Virgin (Watford)

A recipe for heartbreak in EV Crowe’s latest at the Watford Palace Theatre.

Rosie Wyatt & Laura Elphinstone
Rosie Wyatt & Laura Elphinstone
Frances Richens

There's physical anorexia, a well-documented problem. There's also anorexia of the mind, one might even say of the soul. EV Crowe explores both these aspects in Virgin which has as its background the current attempts to roll out high-speed broadband to rural areas.

Joe Murphy, artistic director of nabokov, which is producing this second play in the Ideal World season in association with Watford's Palace Theatre, stages the eleven scenes in a semi-realistic set by Alex Lowde.

Emily and Mark have one of those role-reversal marriages. She works in local government administration but has high-flying ambitions (for which her abilities do not necessarily fit her). He is the house-husband, looking after their infant daughter and cooking the meals.

Then there's consultant Sally, with whom Emily tries to ingratiate herself and Emily's rather more laid-back colleague Thomas. It amounts to a recipe for heartbreak, though there are laughs – some of them of the wry variety – aplenty.

Perhaps Mark is the most sympathetic of the characters, willing to support his wife's career even while it precludes him from actually doing his own preferred work. Michael Shelford makes him very credible as a person and not just as a symbol.

Emily in Laura Elphinstone's portrayal is a lanky bundle of misplaced energies and frustrations, someone incapable of seeing her own limitations. If only she was able to listen, really listen to other people.

Sally, on the other hand, may be hazy about her eating problems but she's as sharp as the proverbial needle when it comes to assessing people and their worth to whatever project her firm is involved with. Rosie Wyatt has her measure.

Simon Darwen makes Thomas into one of those hail-fellow, fall-on-their-feet-regardless men who litter town halls and council offices. It's all sharp and snappy with whiplash dialogue in brisk exchanges; Elphinstone doesn't always come across as clearly as she should do in these.
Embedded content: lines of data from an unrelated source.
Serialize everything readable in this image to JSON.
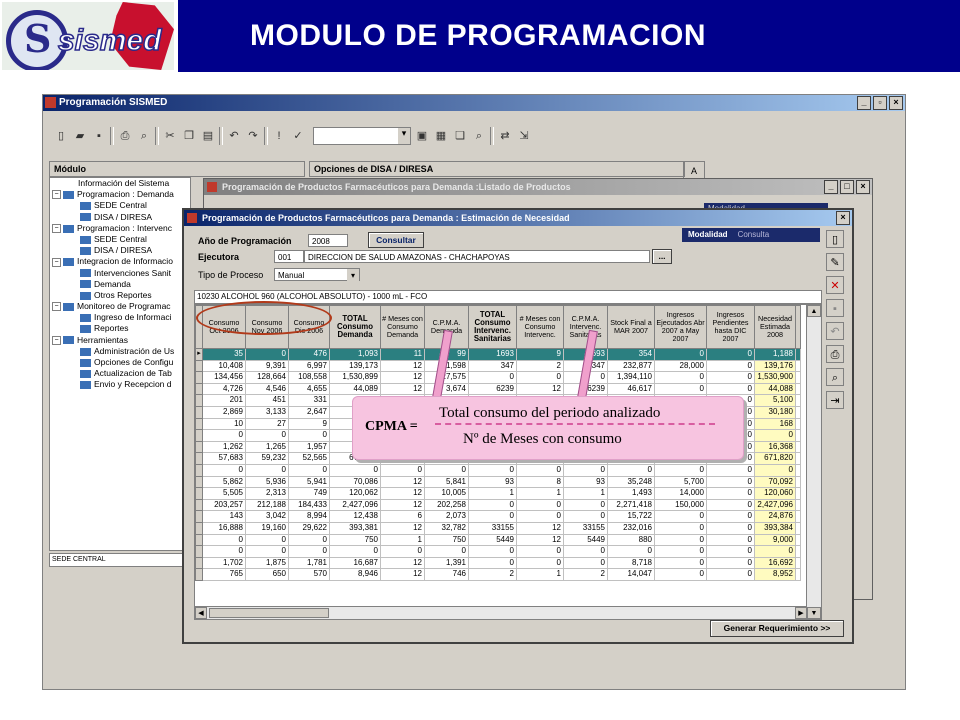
{
  "banner": {
    "title": "MODULO DE PROGRAMACION",
    "logo_text": "sismed"
  },
  "app": {
    "title": "Programación SISMED",
    "modulo_header": "Módulo",
    "opciones_header": "Opciones de DISA / DIRESA",
    "tab_a": "A",
    "status": "SEDE CENTRAL",
    "tree": [
      {
        "label": "Información del Sistema",
        "level": 1,
        "pm": ""
      },
      {
        "label": "Programacion : Demanda",
        "level": 0,
        "pm": "−"
      },
      {
        "label": "SEDE Central",
        "level": 2,
        "pm": ""
      },
      {
        "label": "DISA / DIRESA",
        "level": 2,
        "pm": ""
      },
      {
        "label": "Programacion : Intervenc",
        "level": 0,
        "pm": "−"
      },
      {
        "label": "SEDE Central",
        "level": 2,
        "pm": ""
      },
      {
        "label": "DISA / DIRESA",
        "level": 2,
        "pm": ""
      },
      {
        "label": "Integracion de Informacio",
        "level": 0,
        "pm": "−"
      },
      {
        "label": "Intervenciones Sanit",
        "level": 2,
        "pm": ""
      },
      {
        "label": "Demanda",
        "level": 2,
        "pm": ""
      },
      {
        "label": "Otros Reportes",
        "level": 2,
        "pm": ""
      },
      {
        "label": "Monitoreo de Programac",
        "level": 0,
        "pm": "−"
      },
      {
        "label": "Ingreso de Informaci",
        "level": 2,
        "pm": ""
      },
      {
        "label": "Reportes",
        "level": 2,
        "pm": ""
      },
      {
        "label": "Herramientas",
        "level": 0,
        "pm": "−"
      },
      {
        "label": "Administración de Us",
        "level": 2,
        "pm": ""
      },
      {
        "label": "Opciones de Configu",
        "level": 2,
        "pm": ""
      },
      {
        "label": "Actualizacion de Tab",
        "level": 2,
        "pm": ""
      },
      {
        "label": "Envio y Recepcion d",
        "level": 2,
        "pm": ""
      }
    ]
  },
  "win_listado": {
    "title": "Programación de Productos Farmacéuticos para Demanda :Listado de Productos",
    "tab": "Modalidad"
  },
  "win_estimacion": {
    "title": "Programación de Productos Farmacéuticos para Demanda : Estimación de Necesidad",
    "anio_label": "Año de Programación",
    "anio_value": "2008",
    "consultar": "Consultar",
    "ejecutora_label": "Ejecutora",
    "ejecutora_code": "001",
    "ejecutora_name": "DIRECCION DE SALUD AMAZONAS - CHACHAPOYAS",
    "ellipsis": "...",
    "tipo_label": "Tipo de Proceso",
    "tipo_value": "Manual",
    "modalidad_label": "Modalidad",
    "modalidad_value": "Consulta",
    "product": "10230  ALCOHOL 960 (ALCOHOL ABSOLUTO) - 1000 mL - FCO",
    "generar": "Generar Requerimiento >>"
  },
  "grid": {
    "columns": [
      {
        "label": "Consumo Oct 2006",
        "bold": false
      },
      {
        "label": "Consumo Nov 2006",
        "bold": false
      },
      {
        "label": "Consumo Dic 2006",
        "bold": false
      },
      {
        "label": "TOTAL Consumo Demanda",
        "bold": true
      },
      {
        "label": "# Meses con Consumo Demanda",
        "bold": false
      },
      {
        "label": "C.P.M.A. Demanda",
        "bold": false
      },
      {
        "label": "TOTAL Consumo Intervenc. Sanitarias",
        "bold": true
      },
      {
        "label": "# Meses con Consumo Intervenc.",
        "bold": false
      },
      {
        "label": "C.P.M.A. Intervenc. Sanitarias",
        "bold": false
      },
      {
        "label": "Stock Final a MAR 2007",
        "bold": false
      },
      {
        "label": "Ingresos Ejecutados Abr 2007 a May 2007",
        "bold": false
      },
      {
        "label": "Ingresos Pendientes hasta DIC 2007",
        "bold": false
      },
      {
        "label": "Necesidad Estimada 2008",
        "bold": false
      }
    ],
    "rows": [
      [
        "35",
        "0",
        "476",
        "1,093",
        "11",
        "99",
        "1693",
        "9",
        "1693",
        "354",
        "0",
        "0",
        "1,188"
      ],
      [
        "10,408",
        "9,391",
        "6,997",
        "139,173",
        "12",
        "11,598",
        "347",
        "2",
        "347",
        "232,877",
        "28,000",
        "0",
        "139,176"
      ],
      [
        "134,456",
        "128,664",
        "108,558",
        "1,530,899",
        "12",
        "127,575",
        "0",
        "0",
        "0",
        "1,394,110",
        "0",
        "0",
        "1,530,900"
      ],
      [
        "4,726",
        "4,546",
        "4,655",
        "44,089",
        "12",
        "3,674",
        "6239",
        "12",
        "6239",
        "46,617",
        "0",
        "0",
        "44,088"
      ],
      [
        "201",
        "451",
        "331",
        "",
        "",
        "",
        "",
        "",
        "",
        "",
        "",
        "0",
        "5,100"
      ],
      [
        "2,869",
        "3,133",
        "2,647",
        "",
        "",
        "",
        "",
        "",
        "",
        "",
        "",
        "0",
        "30,180"
      ],
      [
        "10",
        "27",
        "9",
        "",
        "",
        "",
        "",
        "",
        "",
        "",
        "",
        "0",
        "168"
      ],
      [
        "0",
        "0",
        "0",
        "",
        "",
        "",
        "",
        "",
        "",
        "",
        "",
        "0",
        "0"
      ],
      [
        "1,262",
        "1,265",
        "1,957",
        "",
        "",
        "",
        "",
        "",
        "",
        "",
        "",
        "0",
        "16,368"
      ],
      [
        "57,683",
        "59,232",
        "52,565",
        "671,820",
        "12",
        "55,985",
        "203673",
        "12",
        "203673",
        "955,290",
        "0",
        "0",
        "671,820"
      ],
      [
        "0",
        "0",
        "0",
        "0",
        "0",
        "0",
        "0",
        "0",
        "0",
        "0",
        "0",
        "0",
        "0"
      ],
      [
        "5,862",
        "5,936",
        "5,941",
        "70,086",
        "12",
        "5,841",
        "93",
        "8",
        "93",
        "35,248",
        "5,700",
        "0",
        "70,092"
      ],
      [
        "5,505",
        "2,313",
        "749",
        "120,062",
        "12",
        "10,005",
        "1",
        "1",
        "1",
        "1,493",
        "14,000",
        "0",
        "120,060"
      ],
      [
        "203,257",
        "212,188",
        "184,433",
        "2,427,096",
        "12",
        "202,258",
        "0",
        "0",
        "0",
        "2,271,418",
        "150,000",
        "0",
        "2,427,096"
      ],
      [
        "143",
        "3,042",
        "8,994",
        "12,438",
        "6",
        "2,073",
        "0",
        "0",
        "0",
        "15,722",
        "0",
        "0",
        "24,876"
      ],
      [
        "16,888",
        "19,160",
        "29,622",
        "393,381",
        "12",
        "32,782",
        "33155",
        "12",
        "33155",
        "232,016",
        "0",
        "0",
        "393,384"
      ],
      [
        "0",
        "0",
        "0",
        "750",
        "1",
        "750",
        "5449",
        "12",
        "5449",
        "880",
        "0",
        "0",
        "9,000"
      ],
      [
        "0",
        "0",
        "0",
        "0",
        "0",
        "0",
        "0",
        "0",
        "0",
        "0",
        "0",
        "0",
        "0"
      ],
      [
        "1,702",
        "1,875",
        "1,781",
        "16,687",
        "12",
        "1,391",
        "0",
        "0",
        "0",
        "8,718",
        "0",
        "0",
        "16,692"
      ],
      [
        "765",
        "650",
        "570",
        "8,946",
        "12",
        "746",
        "2",
        "1",
        "2",
        "14,047",
        "0",
        "0",
        "8,952"
      ]
    ]
  },
  "formula": {
    "lhs": "CPMA =",
    "numerator": "Total consumo del periodo analizado",
    "denominator": "Nº de Meses con consumo"
  }
}
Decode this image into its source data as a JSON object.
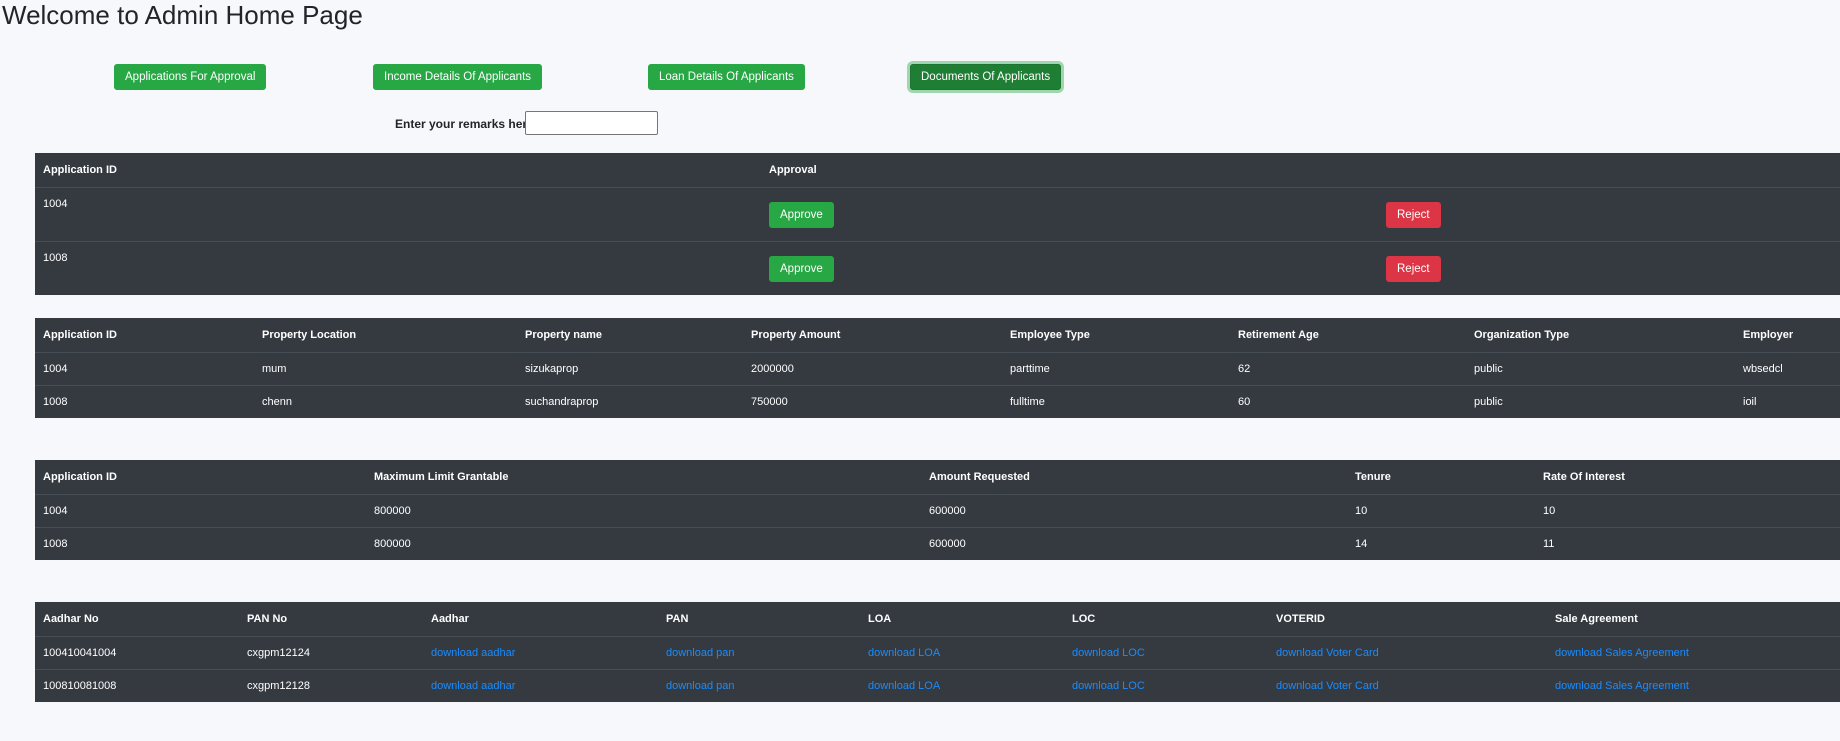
{
  "header": {
    "title": "Welcome to Admin Home Page"
  },
  "nav": {
    "applications": "Applications For Approval",
    "income": "Income Details Of Applicants",
    "loan": "Loan Details Of Applicants",
    "documents": "Documents Of Applicants"
  },
  "remarks": {
    "label": "Enter your remarks here:",
    "value": "",
    "placeholder": ""
  },
  "approval_table": {
    "headers": [
      "Application ID",
      "Approval"
    ],
    "approve_label": "Approve",
    "reject_label": "Reject",
    "rows": [
      {
        "id": "1004"
      },
      {
        "id": "1008"
      }
    ]
  },
  "income_table": {
    "headers": [
      "Application ID",
      "Property Location",
      "Property name",
      "Property Amount",
      "Employee Type",
      "Retirement Age",
      "Organization Type",
      "Employer"
    ],
    "rows": [
      [
        "1004",
        "mum",
        "sizukaprop",
        "2000000",
        "parttime",
        "62",
        "public",
        "wbsedcl"
      ],
      [
        "1008",
        "chenn",
        "suchandraprop",
        "750000",
        "fulltime",
        "60",
        "public",
        "ioil"
      ]
    ]
  },
  "loan_table": {
    "headers": [
      "Application ID",
      "Maximum Limit Grantable",
      "Amount Requested",
      "Tenure",
      "Rate Of Interest"
    ],
    "rows": [
      [
        "1004",
        "800000",
        "600000",
        "10",
        "10"
      ],
      [
        "1008",
        "800000",
        "600000",
        "14",
        "11"
      ]
    ]
  },
  "documents_table": {
    "headers": [
      "Aadhar No",
      "PAN No",
      "Aadhar",
      "PAN",
      "LOA",
      "LOC",
      "VOTERID",
      "Sale Agreement"
    ],
    "rows": [
      [
        "100410041004",
        "cxgpm12124",
        "download aadhar",
        "download pan",
        "download LOA",
        "download LOC",
        "download Voter Card",
        "download Sales Agreement"
      ],
      [
        "100810081008",
        "cxgpm12128",
        "download aadhar",
        "download pan",
        "download LOA",
        "download LOC",
        "download Voter Card",
        "download Sales Agreement"
      ]
    ]
  },
  "colors": {
    "success": "#28a745",
    "danger": "#dc3545",
    "table_dark": "#343a40",
    "link": "#1a8cff"
  }
}
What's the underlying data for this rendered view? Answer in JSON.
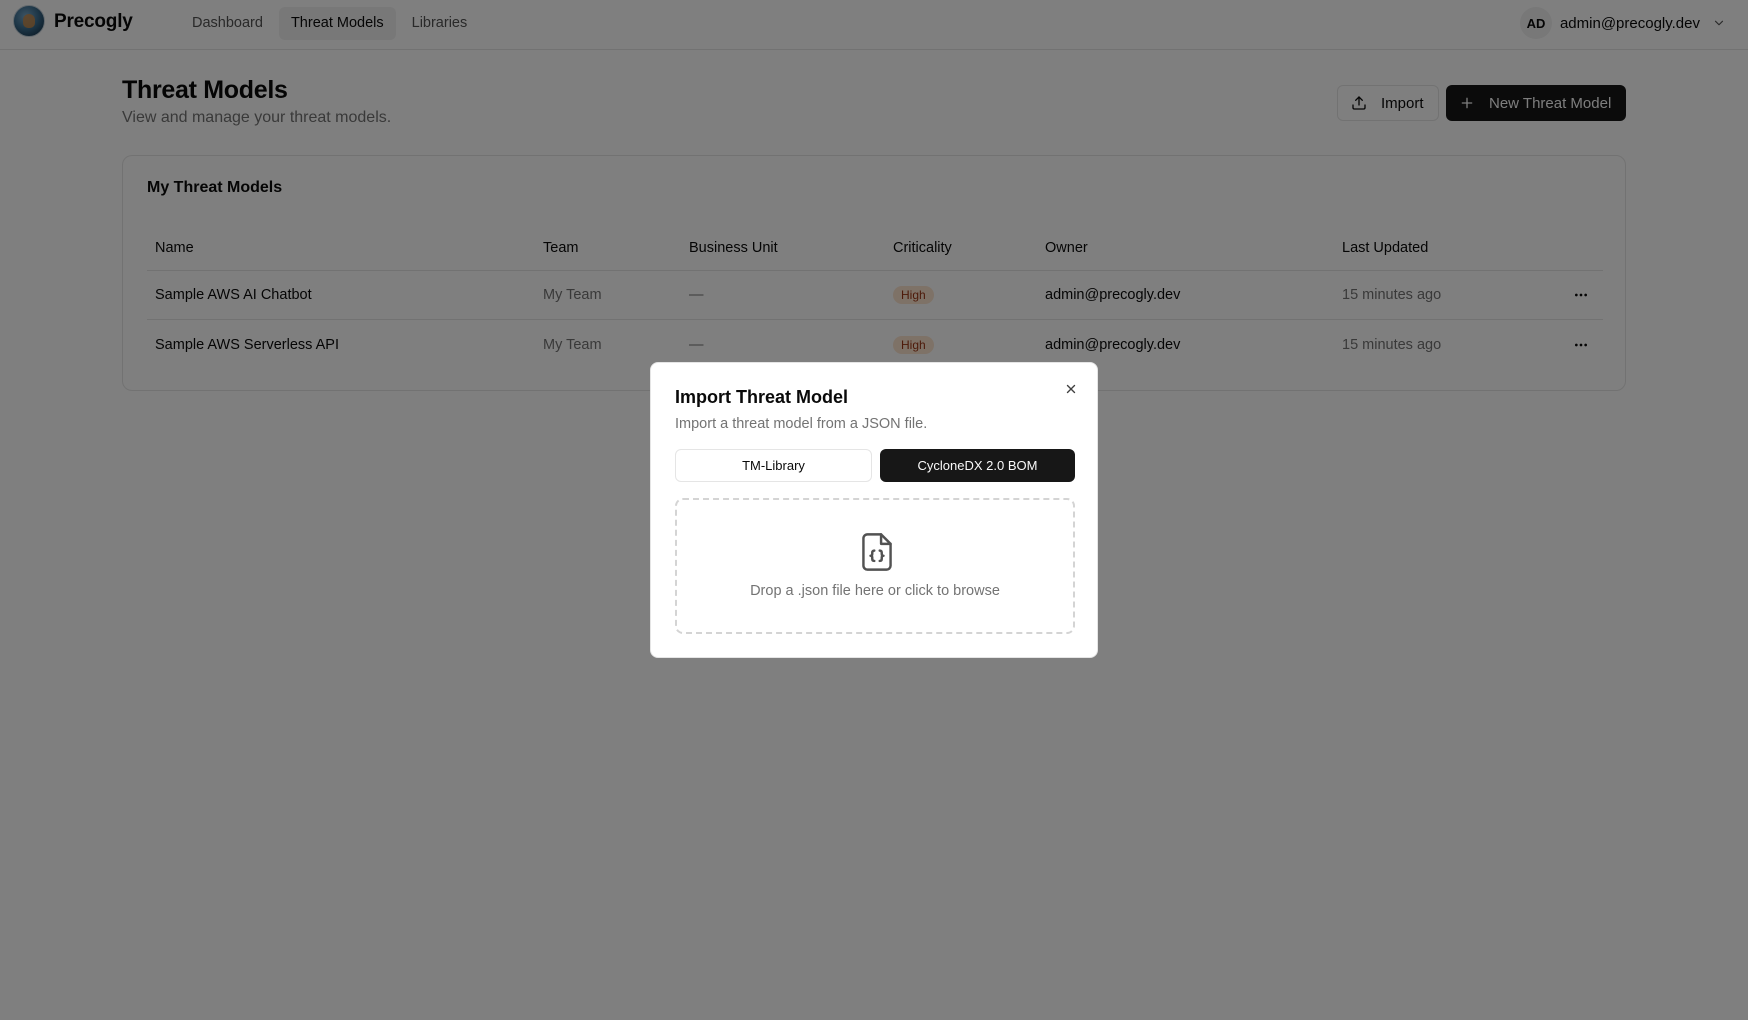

I would have liked to care about the future of these characters, but somehow Crowe manages to inhibit this.